The EHD is a 420-metre hyperloop test tunnel in Groningen, created to help companies advance towards the commercialisation of their hyperloop designs, which consist of ultra-fast transport capsules that would run on magnetic levitation inside a network of underground tunnels. 

The Dutch government, the European Commission and the province of Groningen have cofounded the centre. Hardt Hyperloop plans to start testing prototypes in the coming weeks, after announcing today that it had completed building the infrastructure.

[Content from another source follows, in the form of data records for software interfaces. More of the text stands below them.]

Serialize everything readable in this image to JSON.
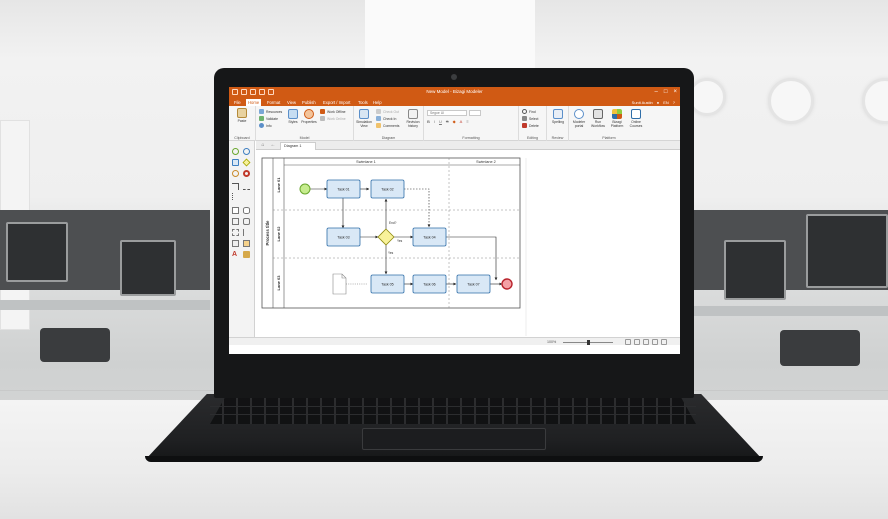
{
  "window": {
    "title": "New Model - Bizagi Modeler"
  },
  "menu": {
    "items": [
      "File",
      "Home",
      "Format",
      "View",
      "Publish",
      "Export / Import",
      "Tools",
      "Help"
    ],
    "active": "Home",
    "user": "Sunit Austin",
    "lang": "EN"
  },
  "ribbon": {
    "clipboard": {
      "paste": "Paste",
      "label": "Clipboard"
    },
    "model": {
      "resources": "Resources",
      "validate": "Validate",
      "info": "Info",
      "styles": "Styles",
      "properties": "Properties",
      "work_offline": "Work Offline",
      "work_online": "Work Online",
      "label": "Model"
    },
    "diagram": {
      "simulation_view": "Simulation View",
      "check_out": "Check Out",
      "check_in": "Check In",
      "comments": "Comments",
      "revision_history": "Revision history",
      "label": "Diagram"
    },
    "formatting": {
      "font": "Segoe UI",
      "label": "Formatting",
      "bold": "B",
      "italic": "I",
      "underline": "U",
      "strike": "S"
    },
    "editing": {
      "find": "Find",
      "select": "Select",
      "delete": "Delete",
      "label": "Editing"
    },
    "review": {
      "spelling": "Spelling",
      "label": "Review"
    },
    "platform": {
      "modeler_portal": "Modeler portal",
      "run_workflow": "Run Workflow",
      "bizagi_platform": "Bizagi Platform",
      "online_courses": "Online Courses",
      "label": "Platform"
    }
  },
  "tabs": {
    "diagram": "Diagram 1"
  },
  "diagram": {
    "pool": "Process title",
    "swimlanes": [
      "Swimlane 1",
      "Swimlane 2"
    ],
    "lanes": [
      "Lane 01",
      "Lane 02",
      "Lane 03"
    ],
    "tasks": {
      "t1": "Task 01",
      "t2": "Task 02",
      "t3": "Task 03",
      "t4": "Task 04",
      "t5": "Task 05",
      "t6": "Task 06",
      "t7": "Task 07"
    },
    "gateway_labels": {
      "question": "End?",
      "yes1": "Yes",
      "yes2": "Yes"
    }
  },
  "status": {
    "zoom": "100%"
  },
  "colors": {
    "accent": "#d05a14",
    "task_fill": "#d9e8f6",
    "task_stroke": "#2f6ea8",
    "start": "#8fcd3e",
    "end": "#e2474f",
    "gateway": "#f8f29a"
  }
}
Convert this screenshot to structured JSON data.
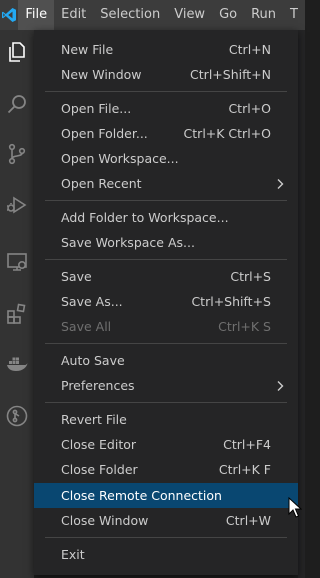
{
  "colors": {
    "menubar_bg": "#3c3c3c",
    "menu_bg": "#252526",
    "highlight_bg": "#094771",
    "activitybar_bg": "#333333",
    "vscode_blue": "#23a9f2",
    "disabled_text": "#6f6f6f"
  },
  "menubar": {
    "items": [
      {
        "label": "File"
      },
      {
        "label": "Edit"
      },
      {
        "label": "Selection"
      },
      {
        "label": "View"
      },
      {
        "label": "Go"
      },
      {
        "label": "Run"
      },
      {
        "label": "T"
      }
    ]
  },
  "activitybar": {
    "icons": [
      "explorer-icon",
      "search-icon",
      "source-control-icon",
      "run-debug-icon",
      "remote-explorer-icon",
      "extensions-icon",
      "docker-icon",
      "git-graph-icon"
    ]
  },
  "file_menu": {
    "items": [
      {
        "label": "New File",
        "shortcut": "Ctrl+N"
      },
      {
        "label": "New Window",
        "shortcut": "Ctrl+Shift+N"
      },
      {
        "label": "Open File...",
        "shortcut": "Ctrl+O"
      },
      {
        "label": "Open Folder...",
        "shortcut": "Ctrl+K Ctrl+O"
      },
      {
        "label": "Open Workspace...",
        "shortcut": ""
      },
      {
        "label": "Open Recent",
        "shortcut": "",
        "submenu": true
      },
      {
        "label": "Add Folder to Workspace...",
        "shortcut": ""
      },
      {
        "label": "Save Workspace As...",
        "shortcut": ""
      },
      {
        "label": "Save",
        "shortcut": "Ctrl+S"
      },
      {
        "label": "Save As...",
        "shortcut": "Ctrl+Shift+S"
      },
      {
        "label": "Save All",
        "shortcut": "Ctrl+K S",
        "disabled": true
      },
      {
        "label": "Auto Save",
        "shortcut": ""
      },
      {
        "label": "Preferences",
        "shortcut": "",
        "submenu": true
      },
      {
        "label": "Revert File",
        "shortcut": ""
      },
      {
        "label": "Close Editor",
        "shortcut": "Ctrl+F4"
      },
      {
        "label": "Close Folder",
        "shortcut": "Ctrl+K F"
      },
      {
        "label": "Close Remote Connection",
        "shortcut": "",
        "highlighted": true
      },
      {
        "label": "Close Window",
        "shortcut": "Ctrl+W"
      },
      {
        "label": "Exit",
        "shortcut": ""
      }
    ]
  }
}
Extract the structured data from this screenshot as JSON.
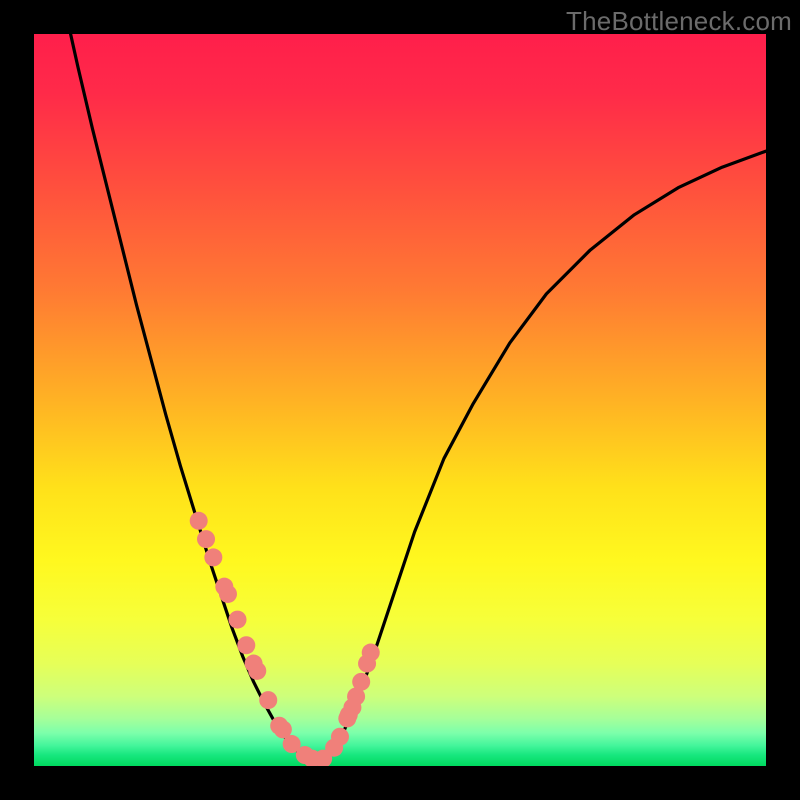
{
  "watermark": "TheBottleneck.com",
  "colors": {
    "frame": "#000000",
    "curve": "#000000",
    "marker_fill": "#f0807a",
    "marker_stroke": "#d95a56",
    "gradient_stops": [
      {
        "offset": 0,
        "color": "#ff1f4b"
      },
      {
        "offset": 0.08,
        "color": "#ff2a49"
      },
      {
        "offset": 0.2,
        "color": "#ff4d3e"
      },
      {
        "offset": 0.35,
        "color": "#ff7a33"
      },
      {
        "offset": 0.5,
        "color": "#ffb224"
      },
      {
        "offset": 0.62,
        "color": "#ffe11a"
      },
      {
        "offset": 0.72,
        "color": "#fff81f"
      },
      {
        "offset": 0.8,
        "color": "#f6ff3a"
      },
      {
        "offset": 0.86,
        "color": "#e6ff58"
      },
      {
        "offset": 0.905,
        "color": "#cdff7b"
      },
      {
        "offset": 0.935,
        "color": "#a6ff99"
      },
      {
        "offset": 0.955,
        "color": "#7cffab"
      },
      {
        "offset": 0.972,
        "color": "#44f59b"
      },
      {
        "offset": 0.985,
        "color": "#17e77e"
      },
      {
        "offset": 1.0,
        "color": "#00d95f"
      }
    ]
  },
  "chart_data": {
    "type": "line",
    "title": "",
    "xlabel": "",
    "ylabel": "",
    "xlim": [
      0,
      1
    ],
    "ylim": [
      0,
      1
    ],
    "series": [
      {
        "name": "bottleneck-curve",
        "x": [
          0.05,
          0.06,
          0.08,
          0.1,
          0.12,
          0.14,
          0.16,
          0.18,
          0.2,
          0.22,
          0.24,
          0.255,
          0.27,
          0.285,
          0.3,
          0.315,
          0.33,
          0.345,
          0.36,
          0.375,
          0.39,
          0.405,
          0.42,
          0.435,
          0.46,
          0.49,
          0.52,
          0.56,
          0.6,
          0.65,
          0.7,
          0.76,
          0.82,
          0.88,
          0.94,
          1.0
        ],
        "y": [
          1.0,
          0.955,
          0.87,
          0.79,
          0.71,
          0.63,
          0.555,
          0.48,
          0.41,
          0.345,
          0.28,
          0.235,
          0.19,
          0.15,
          0.115,
          0.085,
          0.058,
          0.036,
          0.02,
          0.01,
          0.01,
          0.02,
          0.04,
          0.075,
          0.14,
          0.23,
          0.32,
          0.42,
          0.495,
          0.578,
          0.645,
          0.705,
          0.753,
          0.79,
          0.818,
          0.84
        ]
      }
    ],
    "markers": {
      "name": "sample-points",
      "x": [
        0.225,
        0.235,
        0.245,
        0.26,
        0.265,
        0.278,
        0.29,
        0.3,
        0.305,
        0.32,
        0.335,
        0.34,
        0.352,
        0.37,
        0.38,
        0.395,
        0.41,
        0.418,
        0.428,
        0.43,
        0.435,
        0.44,
        0.447,
        0.455,
        0.46
      ],
      "y": [
        0.335,
        0.31,
        0.285,
        0.245,
        0.235,
        0.2,
        0.165,
        0.14,
        0.13,
        0.09,
        0.055,
        0.05,
        0.03,
        0.015,
        0.01,
        0.01,
        0.025,
        0.04,
        0.065,
        0.07,
        0.08,
        0.095,
        0.115,
        0.14,
        0.155
      ]
    }
  }
}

European startups and research organisations such as Zeleros, based in the Spanish city of Valencia; Nevomo, a Polish company headquartered in Warsaw, and the Swiss non-profit EuroTube, are among those expected to use the facility.

“This marks a pivotal moment in hyperloop development,” says Sascha Lamme, EHC director. “It is great that this state-of-the-art facility in the province of Groningen has been brought to life with the support of all our partners, and we can’t wait for the first tests to happen.”

Marinus van der Meijs, cofounder and technology and engineering director at Hardt Hyperloop, says the EHC will allow companies to demonstrate essential technologies needed for hyperloop trains to work, such as magnetic levitation, propulsion, stabilisation and lane-switching at speeds up to 100 km/h. 

Hyperloop struggles

The announcement is encouraging news for a sector, inspired by Elon Musk’s dream of travel at near-supersonic speeds, that has struggled with negative headlines in recent months. 

Hyperloop One, once a high-profile US startup that raised more than $450m since its launch in 2014 from investors including the billionaire founder of Virgin, Richard Branson, shut down last year despite having built some prototypes in the Nevada desert. 

Last December, Zeleros, a spinoff of the Polytechnic University of Valencia that raised $15.6m since its launch in 2016, including from the European Innovation Council, had to let 26 people go — half of its staff and mostly engineers — to address liquidity problems. The company is now focused on developing pilot projects in a bid to accelerate its market access and wants to integrate its technology in the port of Valencia.

The EU is still keen on funding the idea, which could take a renewed impetus after China Aerospace Science and Industry Corporation (CASIC) announced earlier this year that its hyperloop train prototype achieved 622 km/h in a test run under non-vacuum conditions, and even faster in a low-vacuum tube.

Cristina Gallardo

Cristina Gallardo is a senior reporter at Sifted based in Madrid and Barcelona. She covers Europe's tech sovereignty, deeptech and Iberia. Follow her on X and LinkedIn